The proposed rule also makes clarifying amendments to paragraphs (b) and (c) of the definition of substantial interest at § 800.244 of the Part 800 Rule, which establishes how to determine the percentage of interest held indirectly by one entity in another for purposes of that term. Currently, 31 C.F.R. § 800.244 (b) provides that “[i]n the case of entity with a general partner, managing member, or equivalent, the national or subnational governments of a single foreign state will be considered to have a substantial interest in such entity only if they hold 49 percent or more of the interest in the general partner, managing member, or equivalent of the entity.” 31 C.F.R. § 800.244 (c) further provides that “[f]or purposes of determining the percentage of voting interest held indirectly by one entity in another entity, any voting interest of a parent will be deemed to be a 100 percent voting interest in any entity of which it is a parent.” (emphasis added). The proposed rule clarifies that paragraph (b) applies only where a general partner, managing member, or equivalent primarily directs, controls, or coordinates the activities of the entity. It also removes the word “voting” before “interest” wherever it appears in paragraph (c) so that the calculation rule clearly applies to the calculation of “voting interests” as described in paragraph (a) and “interests” as described in paragraph (b) of that section.

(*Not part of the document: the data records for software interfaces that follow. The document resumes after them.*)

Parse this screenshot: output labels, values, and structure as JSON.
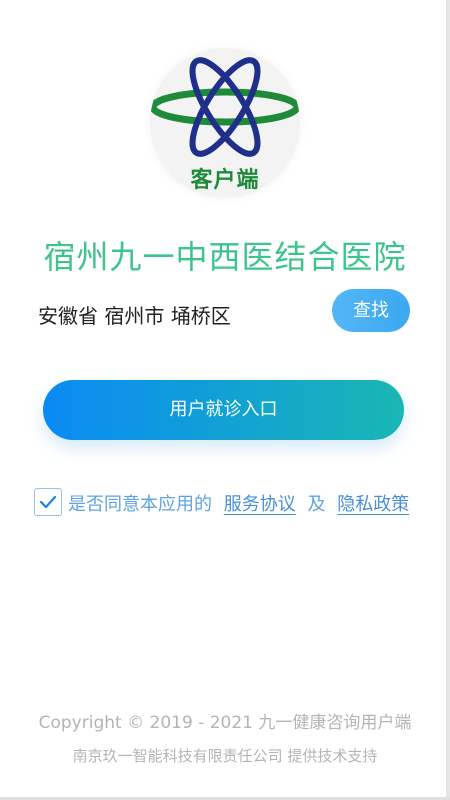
{
  "logo": {
    "text": "客户端",
    "icon": "atom-logo-icon",
    "colors": {
      "ring": "#1f8a3a",
      "orbit": "#1f2f8a",
      "background": "#f3f3f3"
    }
  },
  "hospital": {
    "name": "宿州九一中西医结合医院"
  },
  "location": {
    "text": "安徽省 宿州市 埇桥区",
    "search_label": "查找"
  },
  "entry": {
    "label": "用户就诊入口"
  },
  "agreement": {
    "checked": true,
    "prefix": "是否同意本应用的",
    "service_link": "服务协议",
    "connector": "及",
    "privacy_link": "隐私政策"
  },
  "footer": {
    "copyright": "Copyright © 2019 - 2021 九一健康咨询用户端",
    "support": "南京玖一智能科技有限责任公司 提供技术支持"
  },
  "theme": {
    "primary_green": "#3cc48a",
    "button_blue": "#0a8af5",
    "button_teal": "#19b7b3",
    "link_blue": "#4a8fd6"
  }
}
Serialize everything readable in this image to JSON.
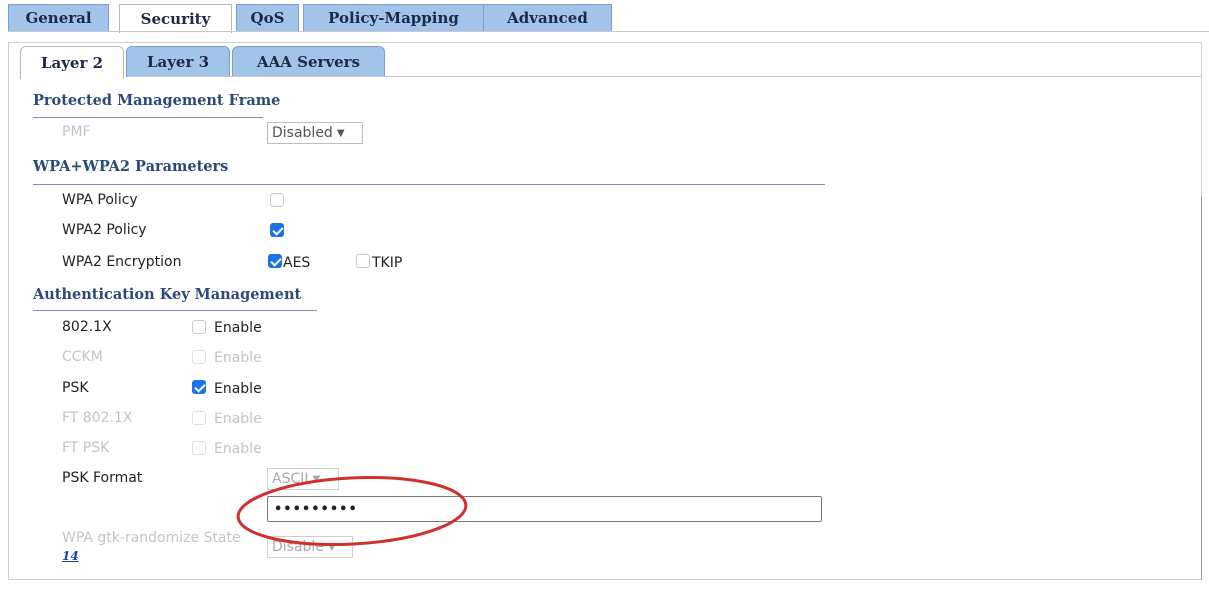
{
  "top_tabs": [
    {
      "label": "General",
      "active": false
    },
    {
      "label": "Security",
      "active": true
    },
    {
      "label": "QoS",
      "active": false
    },
    {
      "label": "Policy-Mapping",
      "active": false
    },
    {
      "label": "Advanced",
      "active": false
    }
  ],
  "sub_tabs": [
    {
      "label": "Layer 2",
      "active": true
    },
    {
      "label": "Layer 3",
      "active": false
    },
    {
      "label": "AAA Servers",
      "active": false
    }
  ],
  "pmf_section": {
    "title": "Protected Management Frame",
    "pmf_label": "PMF",
    "pmf_value": "Disabled"
  },
  "wpa_section": {
    "title": "WPA+WPA2 Parameters",
    "wpa_policy_label": "WPA Policy",
    "wpa_policy_checked": false,
    "wpa2_policy_label": "WPA2 Policy",
    "wpa2_policy_checked": true,
    "wpa2_encryption_label": "WPA2 Encryption",
    "aes_label": "AES",
    "aes_checked": true,
    "tkip_label": "TKIP",
    "tkip_checked": false
  },
  "akm_section": {
    "title": "Authentication Key Management",
    "rows": [
      {
        "label": "802.1X",
        "enable_label": "Enable",
        "checked": false,
        "disabled": false
      },
      {
        "label": "CCKM",
        "enable_label": "Enable",
        "checked": false,
        "disabled": true
      },
      {
        "label": "PSK",
        "enable_label": "Enable",
        "checked": true,
        "disabled": false
      },
      {
        "label": "FT 802.1X",
        "enable_label": "Enable",
        "checked": false,
        "disabled": true
      },
      {
        "label": "FT PSK",
        "enable_label": "Enable",
        "checked": false,
        "disabled": true
      }
    ],
    "psk_format_label": "PSK Format",
    "psk_format_value": "ASCII",
    "psk_value": "•••••••••",
    "gtk_label": "WPA gtk-randomize State",
    "gtk_value": "Disable",
    "gtk_link": "14"
  },
  "colors": {
    "tab_bg": "#a3c4ea",
    "section_header": "#2b4a7a",
    "checkbox_checked": "#1a73e8",
    "annotation_ellipse": "#d0312d"
  }
}
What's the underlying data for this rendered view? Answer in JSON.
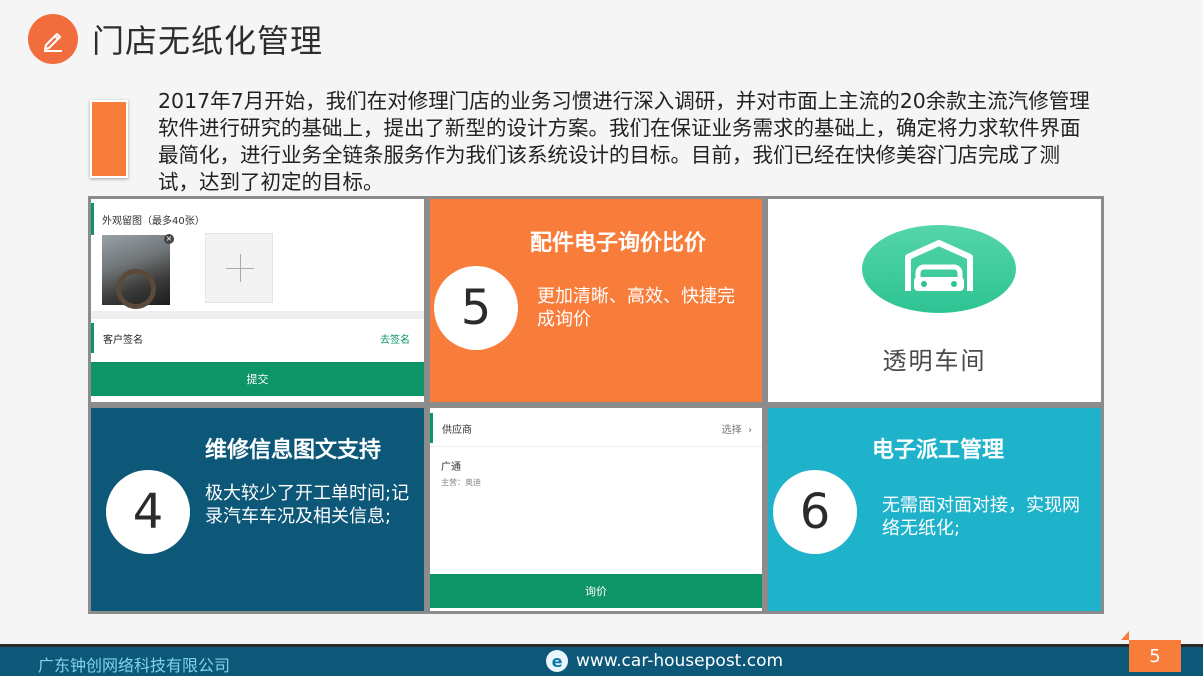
{
  "slide": {
    "title": "门店无纸化管理",
    "title_icon": "pencil-icon",
    "intro": "2017年7月开始，我们在对修理门店的业务习惯进行深入调研，并对市面上主流的20余款主流汽修管理软件进行研究的基础上，提出了新型的设计方案。我们在保证业务需求的基础上，确定将力求软件界面最简化，进行业务全链条服务作为我们该系统设计的目标。目前，我们已经在快修美容门店完成了测试，达到了初定的目标。",
    "accent_color": "#f87c3a",
    "dark_color": "#0d5878",
    "teal_color": "#1fb2cb",
    "green_color": "#0d9467"
  },
  "tiles": {
    "photo_form": {
      "header": "外观留图（最多40张）",
      "signature_label": "客户签名",
      "signature_link": "去签名",
      "submit": "提交"
    },
    "parts": {
      "number": "5",
      "title": "配件电子询价比价",
      "body": "更加清晰、高效、快捷完成询价"
    },
    "garage": {
      "icon": "garage-icon",
      "caption": "透明车间"
    },
    "repair": {
      "number": "4",
      "title": "维修信息图文支持",
      "body": "极大较少了开工单时间;记录汽车车况及相关信息;"
    },
    "supplier_form": {
      "header": "供应商",
      "choose": "选择",
      "supplier_name": "广通",
      "supplier_sub": "主营：奥迪",
      "inquiry": "询价"
    },
    "dispatch": {
      "number": "6",
      "title": "电子派工管理",
      "body": "无需面对面对接，实现网络无纸化;"
    }
  },
  "footer": {
    "company": "广东钟创网络科技有限公司",
    "url_icon": "e-icon",
    "url": "www.car-housepost.com",
    "page": "5"
  }
}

Take away

The new program under the proposed rule will require U.S. businesses considering foreign investment to have a clear understanding of the export control regimes applicable to their products and services. Companies that will likely be impacted by the proposed rule are encouraged to submit comments prior to June 22, 2020, to get their voice heard. It is unclear when the final rule will be issued or the impact of such final rule, but even if after the final rule, it is possible that Treasury will continue to scrutinize and prioritize transactions involving businesses that operate in sensitive sectors despite possible changes to the mandatory filing criteria. For most foreign investors considering transactions in these covered 27 industries under the Pilot Program, a voluntary filing will likely remain the norm.

For more information, contactSunny Yangor any member of Porter Wright’sInternational Business and Trade group.